= Beginning of Section =

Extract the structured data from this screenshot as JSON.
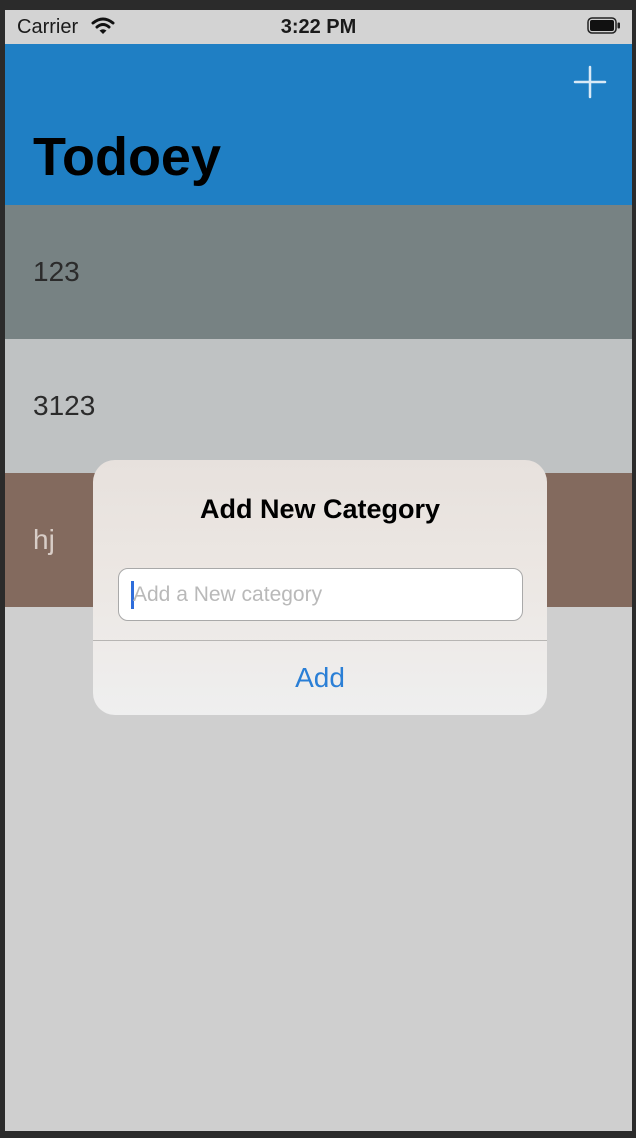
{
  "status_bar": {
    "carrier": "Carrier",
    "time": "3:22 PM",
    "wifi_icon": "wifi-icon",
    "battery_icon": "battery-icon"
  },
  "nav_bar": {
    "title": "Todoey",
    "add_icon": "plus-icon",
    "background_color": "#1f7fc4"
  },
  "categories": [
    {
      "name": "123",
      "background_color": "#778283",
      "text_color": "#2b2b2b"
    },
    {
      "name": "3123",
      "background_color": "#bfc2c3",
      "text_color": "#2b2b2b"
    },
    {
      "name": "hj",
      "background_color": "#836a5e",
      "text_color": "#d8cdc7"
    }
  ],
  "dialog": {
    "title": "Add New Category",
    "input_value": "",
    "input_placeholder": "Add a New category",
    "add_label": "Add",
    "accent_color": "#2a7fd6"
  }
}
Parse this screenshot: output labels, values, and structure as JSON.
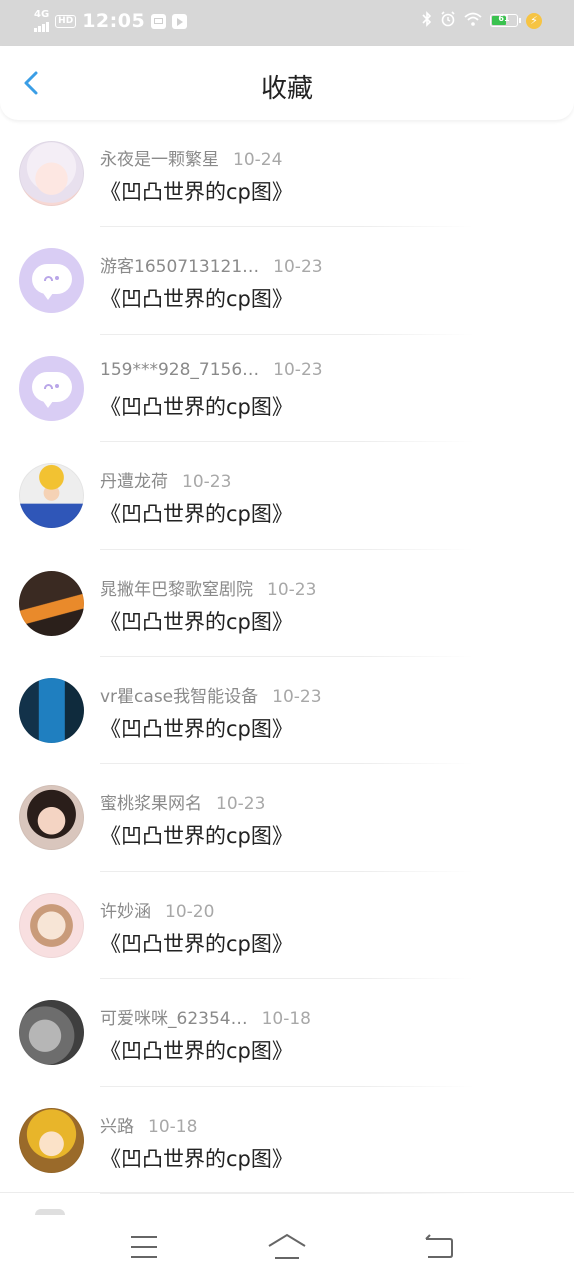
{
  "status_bar": {
    "network": "4G",
    "hd": "HD",
    "time": "12:05",
    "battery": "61",
    "battery_level": 0.61
  },
  "header": {
    "title": "收藏"
  },
  "items": [
    {
      "user": "永夜是一颗繁星",
      "date": "10-24",
      "title": "《凹凸世界的cp图》",
      "avatar": "anime-girl-white-hair"
    },
    {
      "user": "游客1650713121…",
      "date": "10-23",
      "title": "《凹凸世界的cp图》",
      "avatar": "default-chat-bubble"
    },
    {
      "user": "159***928_7156…",
      "date": "10-23",
      "title": "《凹凸世界的cp图》",
      "avatar": "default-chat-bubble"
    },
    {
      "user": "丹遭龙荷",
      "date": "10-23",
      "title": "《凹凸世界的cp图》",
      "avatar": "girl-yellow-hat"
    },
    {
      "user": "晁撇年巴黎歌窒剧院",
      "date": "10-23",
      "title": "《凹凸世界的cp图》",
      "avatar": "girl-dark-orange-banner"
    },
    {
      "user": "vr瞿case我智能设备",
      "date": "10-23",
      "title": "《凹凸世界的cp图》",
      "avatar": "blue-door-scene"
    },
    {
      "user": "蜜桃浆果网名",
      "date": "10-23",
      "title": "《凹凸世界的cp图》",
      "avatar": "girl-portrait"
    },
    {
      "user": "许妙涵",
      "date": "10-20",
      "title": "《凹凸世界的cp图》",
      "avatar": "anime-chibi-pink"
    },
    {
      "user": "可爱咪咪_62354…",
      "date": "10-18",
      "title": "《凹凸世界的cp图》",
      "avatar": "grey-cat"
    },
    {
      "user": "兴路",
      "date": "10-18",
      "title": "《凹凸世界的cp图》",
      "avatar": "anime-blond-character"
    }
  ],
  "colors": {
    "accent": "#3a9ee6",
    "status_bar_bg": "#d7d7d7",
    "default_avatar_bg": "#d9cdf4"
  },
  "system_nav": {
    "menu_icon": "menu-icon",
    "home_icon": "home-icon",
    "back_icon": "back-icon"
  }
}
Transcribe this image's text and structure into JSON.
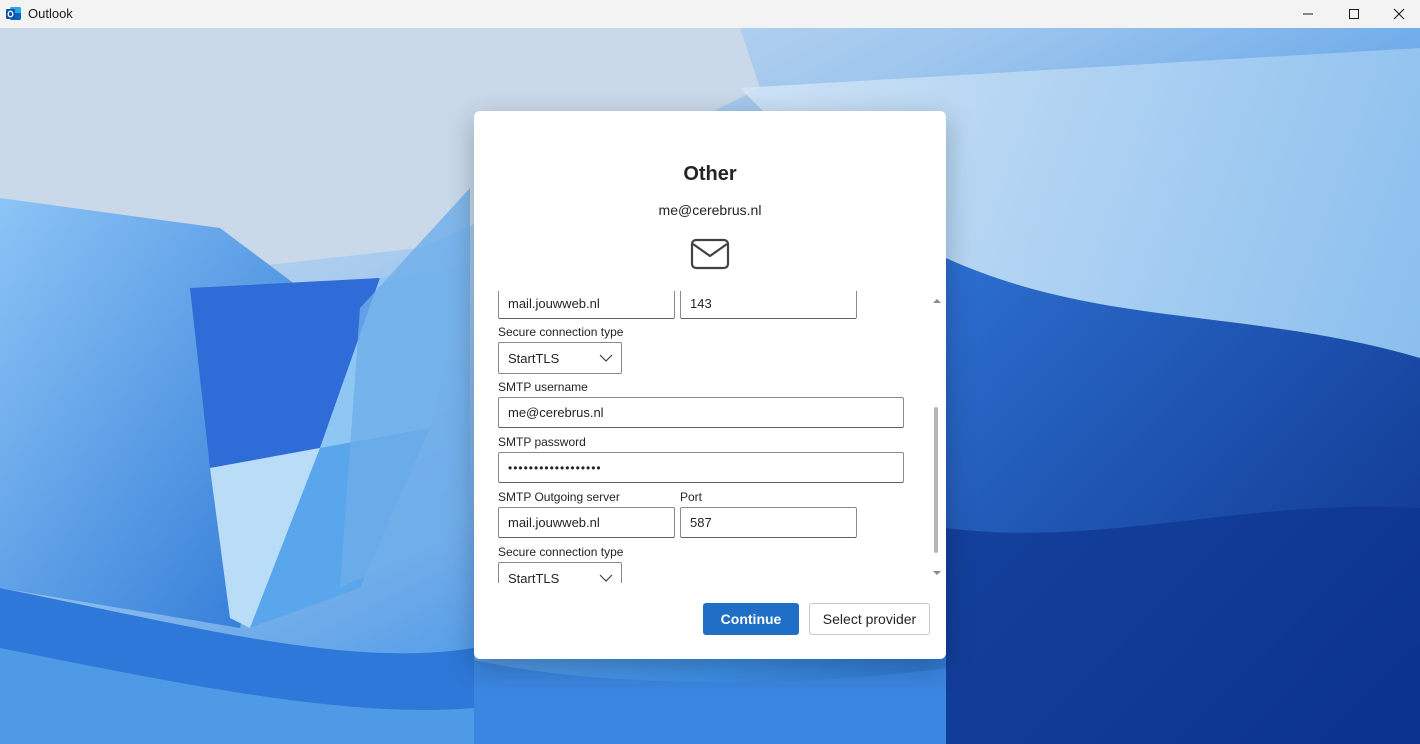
{
  "window": {
    "title": "Outlook",
    "icons": {
      "app": "outlook-logo",
      "minimize": "minimize-icon",
      "maximize": "maximize-icon",
      "close": "close-icon"
    }
  },
  "dialog": {
    "title": "Other",
    "email": "me@cerebrus.nl",
    "icon": "envelope-icon",
    "form": {
      "imap_server_value": "mail.jouwweb.nl",
      "imap_port_value": "143",
      "imap_secure_label": "Secure connection type",
      "imap_secure_value": "StartTLS",
      "smtp_username_label": "SMTP username",
      "smtp_username_value": "me@cerebrus.nl",
      "smtp_password_label": "SMTP password",
      "smtp_password_value": "••••••••••••••••••",
      "smtp_server_label": "SMTP Outgoing server",
      "smtp_server_value": "mail.jouwweb.nl",
      "smtp_port_label": "Port",
      "smtp_port_value": "587",
      "smtp_secure_label": "Secure connection type",
      "smtp_secure_value": "StartTLS"
    },
    "buttons": {
      "continue": "Continue",
      "select_provider": "Select provider"
    }
  },
  "colors": {
    "accent": "#1e6fc5",
    "titlebar": "#f3f3f3",
    "wallpaper_primary": "#2f7fe0"
  }
}
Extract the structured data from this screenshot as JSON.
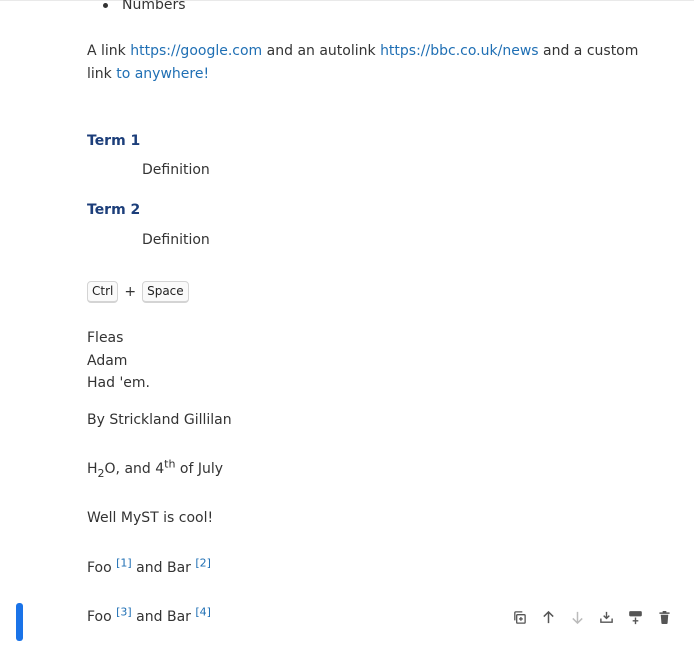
{
  "list": {
    "last_item": "Numbers"
  },
  "links_para": {
    "text1": "A link ",
    "link1": "https://google.com",
    "text2": " and an autolink ",
    "link2": "https://bbc.co.uk/news",
    "text3": " and a custom link ",
    "link3": "to anywhere!"
  },
  "definitions": [
    {
      "term": "Term 1",
      "definition": "Definition"
    },
    {
      "term": "Term 2",
      "definition": "Definition"
    }
  ],
  "keyboard": {
    "key1": "Ctrl",
    "plus": "+",
    "key2": "Space"
  },
  "poem": {
    "line1": "Fleas",
    "line2": "Adam",
    "line3": "Had 'em.",
    "attribution": "By Strickland Gillilan"
  },
  "subsup": {
    "h": "H",
    "sub": "2",
    "o_and": "O, and 4",
    "sup": "th",
    "of_july": " of July"
  },
  "myst": {
    "text": "Well MyST is cool!"
  },
  "footnotes1": {
    "foo": "Foo ",
    "ref1": "[1]",
    "and_bar": " and Bar ",
    "ref2": "[2]"
  },
  "footnotes2": {
    "foo": "Foo ",
    "ref1": "[3]",
    "and_bar": " and Bar ",
    "ref2": "[4]"
  },
  "colors": {
    "link": "#1f6fb4",
    "term": "#1c3e7a",
    "selection": "#1a73e8",
    "toolbar_icon": "#555555",
    "toolbar_icon_disabled": "#bbbbbb"
  },
  "toolbar": {
    "icons": [
      "copy-icon",
      "arrow-up-icon",
      "arrow-down-icon",
      "insert-below-icon",
      "insert-above-icon",
      "trash-icon"
    ]
  }
}
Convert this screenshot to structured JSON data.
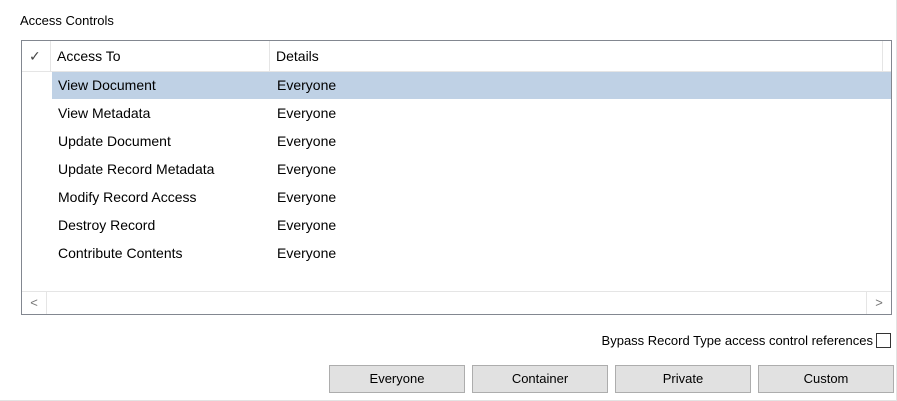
{
  "group_label": "Access Controls",
  "list": {
    "header": {
      "check_glyph": "✓",
      "col_access": "Access To",
      "col_details": "Details"
    },
    "rows": [
      {
        "access": "View Document",
        "details": "Everyone",
        "selected": true
      },
      {
        "access": "View Metadata",
        "details": "Everyone",
        "selected": false
      },
      {
        "access": "Update Document",
        "details": "Everyone",
        "selected": false
      },
      {
        "access": "Update Record Metadata",
        "details": "Everyone",
        "selected": false
      },
      {
        "access": "Modify Record Access",
        "details": "Everyone",
        "selected": false
      },
      {
        "access": "Destroy Record",
        "details": "Everyone",
        "selected": false
      },
      {
        "access": "Contribute Contents",
        "details": "Everyone",
        "selected": false
      }
    ],
    "scroll_left": "<",
    "scroll_right": ">"
  },
  "bypass_label": "Bypass Record Type access control references",
  "bypass_checked": false,
  "buttons": {
    "everyone": "Everyone",
    "container": "Container",
    "private": "Private",
    "custom": "Custom"
  },
  "colors": {
    "selection": "#bfd1e5",
    "button_bg": "#e1e1e1"
  }
}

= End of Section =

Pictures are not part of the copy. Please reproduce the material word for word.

| Output for this exercise |
Extract the structured data from this screenshot as JSON.
{
  "status_bar": {
    "carrier": "Carrier",
    "time": "3:22 PM",
    "wifi_icon": "wifi-icon",
    "battery_icon": "battery-icon"
  },
  "nav_bar": {
    "title": "Todoey",
    "add_icon": "plus-icon",
    "background_color": "#1f7fc4"
  },
  "categories": [
    {
      "name": "123",
      "background_color": "#778283",
      "text_color": "#2b2b2b"
    },
    {
      "name": "3123",
      "background_color": "#bfc2c3",
      "text_color": "#2b2b2b"
    },
    {
      "name": "hj",
      "background_color": "#836a5e",
      "text_color": "#d8cdc7"
    }
  ],
  "dialog": {
    "title": "Add New Category",
    "input_value": "",
    "input_placeholder": "Add a New category",
    "add_label": "Add",
    "accent_color": "#2a7fd6"
  }
}
Parse this screenshot: output labels, values, and structure as JSON.
{
  "status_bar": {
    "network": "4G",
    "hd": "HD",
    "time": "12:05",
    "battery": "61",
    "battery_level": 0.61
  },
  "header": {
    "title": "收藏"
  },
  "items": [
    {
      "user": "永夜是一颗繁星",
      "date": "10-24",
      "title": "《凹凸世界的cp图》",
      "avatar": "anime-girl-white-hair"
    },
    {
      "user": "游客1650713121…",
      "date": "10-23",
      "title": "《凹凸世界的cp图》",
      "avatar": "default-chat-bubble"
    },
    {
      "user": "159***928_7156…",
      "date": "10-23",
      "title": "《凹凸世界的cp图》",
      "avatar": "default-chat-bubble"
    },
    {
      "user": "丹遭龙荷",
      "date": "10-23",
      "title": "《凹凸世界的cp图》",
      "avatar": "girl-yellow-hat"
    },
    {
      "user": "晁撇年巴黎歌窒剧院",
      "date": "10-23",
      "title": "《凹凸世界的cp图》",
      "avatar": "girl-dark-orange-banner"
    },
    {
      "user": "vr瞿case我智能设备",
      "date": "10-23",
      "title": "《凹凸世界的cp图》",
      "avatar": "blue-door-scene"
    },
    {
      "user": "蜜桃浆果网名",
      "date": "10-23",
      "title": "《凹凸世界的cp图》",
      "avatar": "girl-portrait"
    },
    {
      "user": "许妙涵",
      "date": "10-20",
      "title": "《凹凸世界的cp图》",
      "avatar": "anime-chibi-pink"
    },
    {
      "user": "可爱咪咪_62354…",
      "date": "10-18",
      "title": "《凹凸世界的cp图》",
      "avatar": "grey-cat"
    },
    {
      "user": "兴路",
      "date": "10-18",
      "title": "《凹凸世界的cp图》",
      "avatar": "anime-blond-character"
    }
  ],
  "colors": {
    "accent": "#3a9ee6",
    "status_bar_bg": "#d7d7d7",
    "default_avatar_bg": "#d9cdf4"
  },
  "system_nav": {
    "menu_icon": "menu-icon",
    "home_icon": "home-icon",
    "back_icon": "back-icon"
  }
}
Transcribe this image's text and structure into JSON.
{
  "window": {
    "title": "Outlook",
    "icons": {
      "app": "outlook-logo",
      "minimize": "minimize-icon",
      "maximize": "maximize-icon",
      "close": "close-icon"
    }
  },
  "dialog": {
    "title": "Other",
    "email": "me@cerebrus.nl",
    "icon": "envelope-icon",
    "form": {
      "imap_server_value": "mail.jouwweb.nl",
      "imap_port_value": "143",
      "imap_secure_label": "Secure connection type",
      "imap_secure_value": "StartTLS",
      "smtp_username_label": "SMTP username",
      "smtp_username_value": "me@cerebrus.nl",
      "smtp_password_label": "SMTP password",
      "smtp_password_value": "••••••••••••••••••",
      "smtp_server_label": "SMTP Outgoing server",
      "smtp_server_value": "mail.jouwweb.nl",
      "smtp_port_label": "Port",
      "smtp_port_value": "587",
      "smtp_secure_label": "Secure connection type",
      "smtp_secure_value": "StartTLS"
    },
    "buttons": {
      "continue": "Continue",
      "select_provider": "Select provider"
    }
  },
  "colors": {
    "accent": "#1e6fc5",
    "titlebar": "#f3f3f3",
    "wallpaper_primary": "#2f7fe0"
  }
}
Extract the structured data from this screenshot as JSON.
{
  "list": {
    "last_item": "Numbers"
  },
  "links_para": {
    "text1": "A link ",
    "link1": "https://google.com",
    "text2": " and an autolink ",
    "link2": "https://bbc.co.uk/news",
    "text3": " and a custom link ",
    "link3": "to anywhere!"
  },
  "definitions": [
    {
      "term": "Term 1",
      "definition": "Definition"
    },
    {
      "term": "Term 2",
      "definition": "Definition"
    }
  ],
  "keyboard": {
    "key1": "Ctrl",
    "plus": "+",
    "key2": "Space"
  },
  "poem": {
    "line1": "Fleas",
    "line2": "Adam",
    "line3": "Had 'em.",
    "attribution": "By Strickland Gillilan"
  },
  "subsup": {
    "h": "H",
    "sub": "2",
    "o_and": "O, and 4",
    "sup": "th",
    "of_july": " of July"
  },
  "myst": {
    "text": "Well MyST is cool!"
  },
  "footnotes1": {
    "foo": "Foo ",
    "ref1": "[1]",
    "and_bar": " and Bar ",
    "ref2": "[2]"
  },
  "footnotes2": {
    "foo": "Foo ",
    "ref1": "[3]",
    "and_bar": " and Bar ",
    "ref2": "[4]"
  },
  "colors": {
    "link": "#1f6fb4",
    "term": "#1c3e7a",
    "selection": "#1a73e8",
    "toolbar_icon": "#555555",
    "toolbar_icon_disabled": "#bbbbbb"
  },
  "toolbar": {
    "icons": [
      "copy-icon",
      "arrow-up-icon",
      "arrow-down-icon",
      "insert-below-icon",
      "insert-above-icon",
      "trash-icon"
    ]
  }
}
Convert this screenshot to structured JSON data.
{
  "group_label": "Access Controls",
  "list": {
    "header": {
      "check_glyph": "✓",
      "col_access": "Access To",
      "col_details": "Details"
    },
    "rows": [
      {
        "access": "View Document",
        "details": "Everyone",
        "selected": true
      },
      {
        "access": "View Metadata",
        "details": "Everyone",
        "selected": false
      },
      {
        "access": "Update Document",
        "details": "Everyone",
        "selected": false
      },
      {
        "access": "Update Record Metadata",
        "details": "Everyone",
        "selected": false
      },
      {
        "access": "Modify Record Access",
        "details": "Everyone",
        "selected": false
      },
      {
        "access": "Destroy Record",
        "details": "Everyone",
        "selected": false
      },
      {
        "access": "Contribute Contents",
        "details": "Everyone",
        "selected": false
      }
    ],
    "scroll_left": "<",
    "scroll_right": ">"
  },
  "bypass_label": "Bypass Record Type access control references",
  "bypass_checked": false,
  "buttons": {
    "everyone": "Everyone",
    "container": "Container",
    "private": "Private",
    "custom": "Custom"
  },
  "colors": {
    "selection": "#bfd1e5",
    "button_bg": "#e1e1e1"
  }
}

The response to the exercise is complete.